TASK BRIEF: Please copy out each line of the entries in which "date" appears.

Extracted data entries
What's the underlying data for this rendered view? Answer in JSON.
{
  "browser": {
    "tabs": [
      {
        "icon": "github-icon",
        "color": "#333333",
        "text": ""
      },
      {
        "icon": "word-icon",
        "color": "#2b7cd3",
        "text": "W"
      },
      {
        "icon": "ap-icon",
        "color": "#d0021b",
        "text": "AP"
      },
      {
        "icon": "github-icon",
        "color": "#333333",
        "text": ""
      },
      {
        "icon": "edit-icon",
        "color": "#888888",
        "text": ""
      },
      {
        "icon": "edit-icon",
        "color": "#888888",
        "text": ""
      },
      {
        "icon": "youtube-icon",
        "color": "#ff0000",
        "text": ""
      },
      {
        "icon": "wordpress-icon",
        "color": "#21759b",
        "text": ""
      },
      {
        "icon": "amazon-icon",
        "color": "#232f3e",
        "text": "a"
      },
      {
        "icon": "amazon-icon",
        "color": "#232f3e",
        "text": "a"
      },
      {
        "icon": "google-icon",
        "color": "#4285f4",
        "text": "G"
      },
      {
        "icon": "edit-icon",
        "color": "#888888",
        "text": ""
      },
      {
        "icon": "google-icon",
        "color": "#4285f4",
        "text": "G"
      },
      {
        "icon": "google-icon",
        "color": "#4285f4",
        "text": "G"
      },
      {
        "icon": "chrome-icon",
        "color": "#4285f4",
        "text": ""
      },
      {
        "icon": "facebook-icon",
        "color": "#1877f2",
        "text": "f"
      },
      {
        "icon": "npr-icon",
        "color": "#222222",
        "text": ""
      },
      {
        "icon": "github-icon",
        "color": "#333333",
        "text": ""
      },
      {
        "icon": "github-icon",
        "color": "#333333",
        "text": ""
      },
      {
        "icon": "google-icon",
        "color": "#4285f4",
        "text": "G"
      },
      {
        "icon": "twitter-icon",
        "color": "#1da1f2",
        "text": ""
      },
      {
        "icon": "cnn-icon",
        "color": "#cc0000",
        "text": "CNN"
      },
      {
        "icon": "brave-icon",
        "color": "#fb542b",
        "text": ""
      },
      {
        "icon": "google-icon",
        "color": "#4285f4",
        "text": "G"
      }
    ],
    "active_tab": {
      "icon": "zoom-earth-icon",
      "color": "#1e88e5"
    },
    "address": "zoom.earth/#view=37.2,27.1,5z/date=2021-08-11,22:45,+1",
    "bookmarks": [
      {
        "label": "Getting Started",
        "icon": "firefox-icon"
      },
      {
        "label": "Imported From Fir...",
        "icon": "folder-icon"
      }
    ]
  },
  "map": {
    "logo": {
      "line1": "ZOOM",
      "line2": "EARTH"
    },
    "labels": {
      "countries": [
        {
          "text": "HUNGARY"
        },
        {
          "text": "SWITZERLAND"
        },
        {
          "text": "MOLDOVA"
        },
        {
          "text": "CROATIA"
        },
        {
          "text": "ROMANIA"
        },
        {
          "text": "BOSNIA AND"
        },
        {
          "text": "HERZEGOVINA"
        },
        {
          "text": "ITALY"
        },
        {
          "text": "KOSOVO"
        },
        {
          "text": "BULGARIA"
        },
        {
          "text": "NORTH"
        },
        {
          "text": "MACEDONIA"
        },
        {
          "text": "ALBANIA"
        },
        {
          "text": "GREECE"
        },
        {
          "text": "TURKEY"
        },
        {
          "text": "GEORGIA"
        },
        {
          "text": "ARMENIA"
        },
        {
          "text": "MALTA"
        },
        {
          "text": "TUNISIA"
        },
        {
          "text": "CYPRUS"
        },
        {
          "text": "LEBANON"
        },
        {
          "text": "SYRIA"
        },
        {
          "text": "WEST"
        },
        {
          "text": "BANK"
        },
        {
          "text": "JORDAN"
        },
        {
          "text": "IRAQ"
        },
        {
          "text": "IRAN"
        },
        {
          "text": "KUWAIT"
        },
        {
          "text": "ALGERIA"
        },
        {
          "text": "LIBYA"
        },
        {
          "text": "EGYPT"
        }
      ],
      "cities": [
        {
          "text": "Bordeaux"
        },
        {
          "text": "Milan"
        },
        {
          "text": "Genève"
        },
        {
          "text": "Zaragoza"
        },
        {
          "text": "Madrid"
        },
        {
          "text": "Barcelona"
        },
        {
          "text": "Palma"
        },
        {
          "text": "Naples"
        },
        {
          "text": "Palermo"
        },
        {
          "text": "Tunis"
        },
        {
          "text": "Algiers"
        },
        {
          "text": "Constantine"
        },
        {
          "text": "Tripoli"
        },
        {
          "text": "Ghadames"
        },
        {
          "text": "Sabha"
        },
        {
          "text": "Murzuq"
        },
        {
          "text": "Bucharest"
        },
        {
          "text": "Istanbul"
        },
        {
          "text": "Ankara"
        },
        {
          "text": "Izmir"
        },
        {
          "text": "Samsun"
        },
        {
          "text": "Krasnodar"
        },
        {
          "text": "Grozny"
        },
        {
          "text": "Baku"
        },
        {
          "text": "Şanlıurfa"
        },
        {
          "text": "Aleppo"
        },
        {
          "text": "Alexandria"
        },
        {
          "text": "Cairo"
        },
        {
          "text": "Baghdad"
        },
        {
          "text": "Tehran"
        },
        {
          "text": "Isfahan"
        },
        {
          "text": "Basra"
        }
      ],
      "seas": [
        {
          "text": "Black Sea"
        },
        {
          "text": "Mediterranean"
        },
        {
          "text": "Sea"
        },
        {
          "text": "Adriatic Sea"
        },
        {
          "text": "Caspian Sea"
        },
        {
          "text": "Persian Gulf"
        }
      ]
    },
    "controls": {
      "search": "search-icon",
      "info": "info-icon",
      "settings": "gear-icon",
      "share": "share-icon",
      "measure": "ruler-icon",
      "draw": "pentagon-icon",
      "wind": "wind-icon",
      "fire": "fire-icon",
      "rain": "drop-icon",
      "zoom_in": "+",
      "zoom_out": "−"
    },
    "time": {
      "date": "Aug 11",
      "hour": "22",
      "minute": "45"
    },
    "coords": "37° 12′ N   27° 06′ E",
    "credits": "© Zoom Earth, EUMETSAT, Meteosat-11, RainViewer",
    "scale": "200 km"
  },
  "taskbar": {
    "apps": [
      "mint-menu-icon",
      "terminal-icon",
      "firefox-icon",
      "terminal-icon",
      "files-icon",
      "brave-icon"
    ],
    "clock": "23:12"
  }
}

SOLUTION:
    "address": "zoom.earth/#view=37.2,27.1,5z/date=2021-08-11,22:45,+1",
      "date": "Aug 11",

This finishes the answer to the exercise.